▶ **Action item**:
The full listing should be set down again precisely.

==*==

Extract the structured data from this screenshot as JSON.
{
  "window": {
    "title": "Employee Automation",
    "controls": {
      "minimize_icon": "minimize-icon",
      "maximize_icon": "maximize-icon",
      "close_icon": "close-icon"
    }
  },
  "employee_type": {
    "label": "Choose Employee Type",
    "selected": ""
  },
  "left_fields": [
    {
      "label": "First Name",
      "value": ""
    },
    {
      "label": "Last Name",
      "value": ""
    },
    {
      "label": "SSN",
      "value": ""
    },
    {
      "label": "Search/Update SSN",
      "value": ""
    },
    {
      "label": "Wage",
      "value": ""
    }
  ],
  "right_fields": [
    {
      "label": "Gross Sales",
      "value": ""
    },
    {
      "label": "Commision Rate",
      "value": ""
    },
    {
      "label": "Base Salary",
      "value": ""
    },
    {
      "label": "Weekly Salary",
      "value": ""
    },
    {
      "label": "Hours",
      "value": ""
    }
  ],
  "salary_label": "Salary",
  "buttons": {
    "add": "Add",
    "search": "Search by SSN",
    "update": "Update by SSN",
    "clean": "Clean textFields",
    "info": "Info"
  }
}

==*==

▶ **Answer**:
Extract the structured data from this screenshot as JSON.
{
  "window": {
    "title": "Employee Automation",
    "controls": {
      "minimize_icon": "minimize-icon",
      "maximize_icon": "maximize-icon",
      "close_icon": "close-icon"
    }
  },
  "employee_type": {
    "label": "Choose Employee Type",
    "selected": ""
  },
  "left_fields": [
    {
      "label": "First Name",
      "value": ""
    },
    {
      "label": "Last Name",
      "value": ""
    },
    {
      "label": "SSN",
      "value": ""
    },
    {
      "label": "Search/Update SSN",
      "value": ""
    },
    {
      "label": "Wage",
      "value": ""
    }
  ],
  "right_fields": [
    {
      "label": "Gross Sales",
      "value": ""
    },
    {
      "label": "Commision Rate",
      "value": ""
    },
    {
      "label": "Base Salary",
      "value": ""
    },
    {
      "label": "Weekly Salary",
      "value": ""
    },
    {
      "label": "Hours",
      "value": ""
    }
  ],
  "salary_label": "Salary",
  "buttons": {
    "add": "Add",
    "search": "Search by SSN",
    "update": "Update by SSN",
    "clean": "Clean textFields",
    "info": "Info"
  }
}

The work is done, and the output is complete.